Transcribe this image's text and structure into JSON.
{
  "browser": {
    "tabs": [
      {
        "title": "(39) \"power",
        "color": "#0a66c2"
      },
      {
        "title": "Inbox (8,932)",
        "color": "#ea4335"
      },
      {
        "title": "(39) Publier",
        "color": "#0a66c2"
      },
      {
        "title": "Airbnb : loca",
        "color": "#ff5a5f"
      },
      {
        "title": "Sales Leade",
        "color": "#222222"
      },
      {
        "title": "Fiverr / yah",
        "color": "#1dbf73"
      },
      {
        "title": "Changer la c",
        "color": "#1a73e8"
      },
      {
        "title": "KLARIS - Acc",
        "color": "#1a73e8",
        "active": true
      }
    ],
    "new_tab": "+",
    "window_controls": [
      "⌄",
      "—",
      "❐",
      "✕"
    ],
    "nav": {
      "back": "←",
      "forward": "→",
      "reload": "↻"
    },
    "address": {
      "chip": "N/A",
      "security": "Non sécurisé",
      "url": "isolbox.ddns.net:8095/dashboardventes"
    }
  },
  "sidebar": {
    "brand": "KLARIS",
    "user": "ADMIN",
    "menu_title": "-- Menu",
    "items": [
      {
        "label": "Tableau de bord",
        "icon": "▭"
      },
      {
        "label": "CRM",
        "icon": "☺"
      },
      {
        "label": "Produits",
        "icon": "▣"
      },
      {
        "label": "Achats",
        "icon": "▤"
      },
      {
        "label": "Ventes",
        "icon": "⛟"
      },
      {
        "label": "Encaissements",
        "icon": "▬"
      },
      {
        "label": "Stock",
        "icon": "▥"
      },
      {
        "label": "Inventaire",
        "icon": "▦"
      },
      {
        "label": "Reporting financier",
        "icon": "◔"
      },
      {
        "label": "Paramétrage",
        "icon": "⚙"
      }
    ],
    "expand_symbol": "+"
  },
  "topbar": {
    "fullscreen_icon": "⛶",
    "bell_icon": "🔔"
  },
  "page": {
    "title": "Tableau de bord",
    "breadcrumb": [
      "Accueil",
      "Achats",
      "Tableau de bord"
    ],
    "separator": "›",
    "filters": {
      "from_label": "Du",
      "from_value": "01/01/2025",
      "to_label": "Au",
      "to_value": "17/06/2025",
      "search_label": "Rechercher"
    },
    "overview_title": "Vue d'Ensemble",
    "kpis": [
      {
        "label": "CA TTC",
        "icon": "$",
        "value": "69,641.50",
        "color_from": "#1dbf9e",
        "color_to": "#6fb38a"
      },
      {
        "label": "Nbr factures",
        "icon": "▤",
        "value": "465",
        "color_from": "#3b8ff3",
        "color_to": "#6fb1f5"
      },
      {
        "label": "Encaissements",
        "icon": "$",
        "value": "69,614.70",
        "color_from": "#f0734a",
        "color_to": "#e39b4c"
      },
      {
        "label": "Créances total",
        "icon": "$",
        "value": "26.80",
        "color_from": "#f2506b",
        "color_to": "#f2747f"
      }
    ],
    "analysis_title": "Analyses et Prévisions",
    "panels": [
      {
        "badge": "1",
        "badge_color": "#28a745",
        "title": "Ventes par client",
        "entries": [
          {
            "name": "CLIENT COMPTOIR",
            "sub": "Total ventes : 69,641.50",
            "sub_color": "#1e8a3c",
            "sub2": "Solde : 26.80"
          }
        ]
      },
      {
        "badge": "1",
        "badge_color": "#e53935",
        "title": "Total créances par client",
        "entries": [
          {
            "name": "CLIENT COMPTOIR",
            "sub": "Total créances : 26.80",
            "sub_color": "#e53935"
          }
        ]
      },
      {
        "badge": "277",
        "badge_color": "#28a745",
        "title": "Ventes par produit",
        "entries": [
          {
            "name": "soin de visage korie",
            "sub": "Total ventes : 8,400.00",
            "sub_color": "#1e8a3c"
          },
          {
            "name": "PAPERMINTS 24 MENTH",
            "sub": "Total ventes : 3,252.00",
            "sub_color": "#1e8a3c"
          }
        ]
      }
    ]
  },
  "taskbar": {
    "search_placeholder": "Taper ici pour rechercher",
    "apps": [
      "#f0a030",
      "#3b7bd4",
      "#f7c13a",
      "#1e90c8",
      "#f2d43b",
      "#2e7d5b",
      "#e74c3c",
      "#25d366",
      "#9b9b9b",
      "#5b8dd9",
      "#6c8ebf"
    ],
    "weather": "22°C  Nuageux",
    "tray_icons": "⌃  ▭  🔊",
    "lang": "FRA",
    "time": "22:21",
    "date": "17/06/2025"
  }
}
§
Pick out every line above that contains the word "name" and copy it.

            "name": "CLIENT COMPTOIR",
            "name": "CLIENT COMPTOIR",
            "name": "soin de visage korie",
            "name": "PAPERMINTS 24 MENTH",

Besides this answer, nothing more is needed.